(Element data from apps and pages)
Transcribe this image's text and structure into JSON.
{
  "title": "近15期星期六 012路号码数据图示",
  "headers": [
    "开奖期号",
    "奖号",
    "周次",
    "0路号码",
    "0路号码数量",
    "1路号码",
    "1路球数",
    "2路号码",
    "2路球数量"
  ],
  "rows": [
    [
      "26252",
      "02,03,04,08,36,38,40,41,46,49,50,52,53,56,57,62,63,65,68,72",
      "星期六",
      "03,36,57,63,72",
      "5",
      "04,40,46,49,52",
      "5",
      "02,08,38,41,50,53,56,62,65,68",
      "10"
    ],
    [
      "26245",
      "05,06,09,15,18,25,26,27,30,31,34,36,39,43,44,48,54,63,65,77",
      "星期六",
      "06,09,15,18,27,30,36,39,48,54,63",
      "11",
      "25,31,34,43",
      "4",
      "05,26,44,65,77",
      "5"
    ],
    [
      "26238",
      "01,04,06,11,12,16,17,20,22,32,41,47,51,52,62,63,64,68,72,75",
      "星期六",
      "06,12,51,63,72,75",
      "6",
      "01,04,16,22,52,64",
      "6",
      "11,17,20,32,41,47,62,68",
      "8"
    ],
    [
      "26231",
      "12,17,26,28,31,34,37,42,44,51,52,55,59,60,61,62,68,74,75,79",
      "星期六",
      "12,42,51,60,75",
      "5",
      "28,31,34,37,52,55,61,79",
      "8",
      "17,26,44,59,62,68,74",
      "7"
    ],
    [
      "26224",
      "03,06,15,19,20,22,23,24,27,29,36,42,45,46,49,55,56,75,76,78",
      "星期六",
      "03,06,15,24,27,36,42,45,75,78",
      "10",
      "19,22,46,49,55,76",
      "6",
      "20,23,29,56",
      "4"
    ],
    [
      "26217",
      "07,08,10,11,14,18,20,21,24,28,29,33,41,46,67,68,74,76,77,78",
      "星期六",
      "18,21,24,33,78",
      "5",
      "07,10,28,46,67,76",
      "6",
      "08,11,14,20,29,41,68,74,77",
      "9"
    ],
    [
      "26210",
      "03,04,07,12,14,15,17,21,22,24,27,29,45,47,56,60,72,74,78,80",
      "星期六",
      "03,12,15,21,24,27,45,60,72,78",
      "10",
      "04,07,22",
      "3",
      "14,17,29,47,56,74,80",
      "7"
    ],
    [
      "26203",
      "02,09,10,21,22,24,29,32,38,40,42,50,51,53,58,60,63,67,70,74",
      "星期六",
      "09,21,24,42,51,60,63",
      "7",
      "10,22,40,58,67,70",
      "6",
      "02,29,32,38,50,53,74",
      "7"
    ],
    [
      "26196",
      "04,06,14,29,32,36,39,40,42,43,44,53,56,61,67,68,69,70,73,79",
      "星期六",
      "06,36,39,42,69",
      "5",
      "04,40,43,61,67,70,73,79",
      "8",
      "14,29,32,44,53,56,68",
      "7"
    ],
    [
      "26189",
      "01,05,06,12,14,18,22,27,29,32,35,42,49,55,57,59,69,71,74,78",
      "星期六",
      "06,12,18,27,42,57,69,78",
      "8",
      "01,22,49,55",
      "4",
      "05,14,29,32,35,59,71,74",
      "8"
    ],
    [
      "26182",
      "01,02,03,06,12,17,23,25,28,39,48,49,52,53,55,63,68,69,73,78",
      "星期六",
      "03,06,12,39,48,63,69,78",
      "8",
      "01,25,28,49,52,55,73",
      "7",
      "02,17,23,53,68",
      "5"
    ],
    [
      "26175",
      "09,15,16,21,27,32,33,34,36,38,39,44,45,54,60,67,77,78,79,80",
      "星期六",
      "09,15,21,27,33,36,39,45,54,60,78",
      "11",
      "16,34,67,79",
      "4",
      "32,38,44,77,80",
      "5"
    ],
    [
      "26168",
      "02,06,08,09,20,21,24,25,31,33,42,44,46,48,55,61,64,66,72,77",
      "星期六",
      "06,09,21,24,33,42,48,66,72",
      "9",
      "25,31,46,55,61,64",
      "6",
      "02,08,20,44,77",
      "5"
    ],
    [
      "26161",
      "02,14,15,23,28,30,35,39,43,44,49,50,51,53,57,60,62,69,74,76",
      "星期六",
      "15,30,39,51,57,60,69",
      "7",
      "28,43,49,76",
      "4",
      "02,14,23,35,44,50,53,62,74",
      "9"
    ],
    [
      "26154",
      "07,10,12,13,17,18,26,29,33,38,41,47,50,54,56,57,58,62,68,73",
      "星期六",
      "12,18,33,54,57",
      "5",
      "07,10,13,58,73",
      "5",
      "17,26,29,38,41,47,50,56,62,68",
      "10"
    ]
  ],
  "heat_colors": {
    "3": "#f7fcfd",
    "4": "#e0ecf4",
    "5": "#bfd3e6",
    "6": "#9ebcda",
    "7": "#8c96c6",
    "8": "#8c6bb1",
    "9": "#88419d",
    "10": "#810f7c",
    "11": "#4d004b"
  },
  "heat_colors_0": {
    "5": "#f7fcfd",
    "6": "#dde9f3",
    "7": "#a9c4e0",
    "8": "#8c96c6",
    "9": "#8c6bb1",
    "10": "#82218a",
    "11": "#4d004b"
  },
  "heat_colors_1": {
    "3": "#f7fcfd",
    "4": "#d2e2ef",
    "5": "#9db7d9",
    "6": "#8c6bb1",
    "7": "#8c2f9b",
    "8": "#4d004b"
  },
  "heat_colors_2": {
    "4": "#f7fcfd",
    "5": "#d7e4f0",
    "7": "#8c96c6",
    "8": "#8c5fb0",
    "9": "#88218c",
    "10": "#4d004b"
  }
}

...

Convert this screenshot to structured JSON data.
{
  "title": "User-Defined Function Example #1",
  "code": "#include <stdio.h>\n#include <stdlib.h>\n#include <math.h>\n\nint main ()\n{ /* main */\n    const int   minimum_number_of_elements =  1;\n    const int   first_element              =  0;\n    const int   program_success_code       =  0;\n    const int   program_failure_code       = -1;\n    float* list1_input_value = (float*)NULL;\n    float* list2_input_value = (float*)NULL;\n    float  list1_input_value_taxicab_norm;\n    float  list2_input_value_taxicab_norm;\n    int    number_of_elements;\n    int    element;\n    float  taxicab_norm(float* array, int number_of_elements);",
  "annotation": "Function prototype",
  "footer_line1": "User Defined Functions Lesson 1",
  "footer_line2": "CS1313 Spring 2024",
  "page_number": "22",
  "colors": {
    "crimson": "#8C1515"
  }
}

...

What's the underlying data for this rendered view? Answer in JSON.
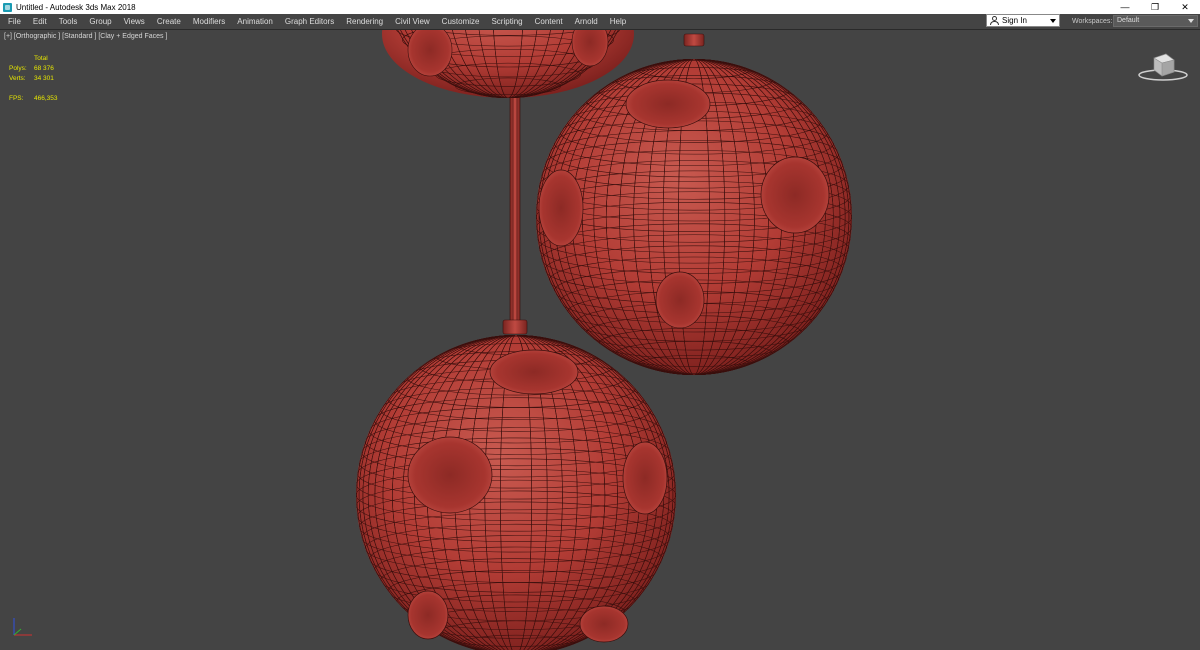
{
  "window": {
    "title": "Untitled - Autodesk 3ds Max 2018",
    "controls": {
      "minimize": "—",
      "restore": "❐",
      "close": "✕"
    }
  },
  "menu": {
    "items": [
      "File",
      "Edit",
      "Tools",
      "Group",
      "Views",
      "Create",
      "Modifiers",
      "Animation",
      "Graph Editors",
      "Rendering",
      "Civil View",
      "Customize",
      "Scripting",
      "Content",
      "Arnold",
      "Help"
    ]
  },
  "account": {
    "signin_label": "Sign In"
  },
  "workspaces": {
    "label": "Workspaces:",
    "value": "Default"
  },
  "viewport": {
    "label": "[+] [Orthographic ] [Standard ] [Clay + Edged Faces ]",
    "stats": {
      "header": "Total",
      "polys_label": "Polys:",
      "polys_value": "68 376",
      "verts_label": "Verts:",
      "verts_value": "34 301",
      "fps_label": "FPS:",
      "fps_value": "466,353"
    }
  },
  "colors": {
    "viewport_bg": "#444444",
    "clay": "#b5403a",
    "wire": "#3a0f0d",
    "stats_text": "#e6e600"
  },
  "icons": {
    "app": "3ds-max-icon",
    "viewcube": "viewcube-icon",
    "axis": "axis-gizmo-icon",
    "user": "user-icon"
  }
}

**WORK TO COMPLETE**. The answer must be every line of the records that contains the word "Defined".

**WRITTEN SOLUTION**.
  "title": "User-Defined Function Example #1",
  "footer_line1": "User Defined Functions Lesson 1",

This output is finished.